### YOUR OBJECTIVE
Gather from the material every line that contains the string "title".

-------- SUPPLIED DATA --------

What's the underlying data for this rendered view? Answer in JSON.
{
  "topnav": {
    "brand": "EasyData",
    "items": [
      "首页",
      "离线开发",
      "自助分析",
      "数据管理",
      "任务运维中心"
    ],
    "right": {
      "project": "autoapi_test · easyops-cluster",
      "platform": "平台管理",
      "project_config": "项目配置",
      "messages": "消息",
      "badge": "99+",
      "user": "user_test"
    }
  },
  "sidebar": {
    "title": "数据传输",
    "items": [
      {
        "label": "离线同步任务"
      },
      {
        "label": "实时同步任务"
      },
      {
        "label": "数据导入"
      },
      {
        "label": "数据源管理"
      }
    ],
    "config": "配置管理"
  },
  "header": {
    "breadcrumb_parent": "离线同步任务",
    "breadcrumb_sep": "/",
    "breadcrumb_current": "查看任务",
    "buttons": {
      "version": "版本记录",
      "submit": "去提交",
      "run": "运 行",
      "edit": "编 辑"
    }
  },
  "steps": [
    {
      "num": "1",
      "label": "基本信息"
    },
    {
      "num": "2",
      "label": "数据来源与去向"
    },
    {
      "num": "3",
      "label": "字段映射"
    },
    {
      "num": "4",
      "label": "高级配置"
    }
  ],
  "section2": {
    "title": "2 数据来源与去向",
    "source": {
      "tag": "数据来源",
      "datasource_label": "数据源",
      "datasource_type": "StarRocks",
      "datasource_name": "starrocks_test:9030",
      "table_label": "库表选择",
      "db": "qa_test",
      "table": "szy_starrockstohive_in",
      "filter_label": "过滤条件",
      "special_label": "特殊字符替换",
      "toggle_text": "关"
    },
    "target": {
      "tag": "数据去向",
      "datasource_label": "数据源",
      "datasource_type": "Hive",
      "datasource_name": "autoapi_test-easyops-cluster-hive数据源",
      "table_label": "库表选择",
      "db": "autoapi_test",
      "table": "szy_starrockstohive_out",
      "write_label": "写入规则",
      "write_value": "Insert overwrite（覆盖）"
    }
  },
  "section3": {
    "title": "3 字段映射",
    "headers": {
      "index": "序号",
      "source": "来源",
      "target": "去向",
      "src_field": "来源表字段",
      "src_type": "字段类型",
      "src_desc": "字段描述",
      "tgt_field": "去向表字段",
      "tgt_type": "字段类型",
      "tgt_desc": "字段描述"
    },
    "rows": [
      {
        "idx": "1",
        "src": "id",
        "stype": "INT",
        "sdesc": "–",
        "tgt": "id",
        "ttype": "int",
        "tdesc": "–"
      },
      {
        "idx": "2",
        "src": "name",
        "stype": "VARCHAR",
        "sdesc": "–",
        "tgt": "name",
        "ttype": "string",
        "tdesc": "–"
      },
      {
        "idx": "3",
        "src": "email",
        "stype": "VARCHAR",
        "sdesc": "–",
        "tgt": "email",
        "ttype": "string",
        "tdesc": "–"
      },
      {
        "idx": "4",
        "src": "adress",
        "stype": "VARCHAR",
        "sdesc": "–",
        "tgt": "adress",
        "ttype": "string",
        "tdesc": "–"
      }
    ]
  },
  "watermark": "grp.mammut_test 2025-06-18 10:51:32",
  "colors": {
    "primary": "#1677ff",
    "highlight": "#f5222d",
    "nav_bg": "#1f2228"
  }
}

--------

### EXERCISE RESPONSE
    "title": "数据传输",
    "title": "2 数据来源与去向",
    "title": "3 字段映射",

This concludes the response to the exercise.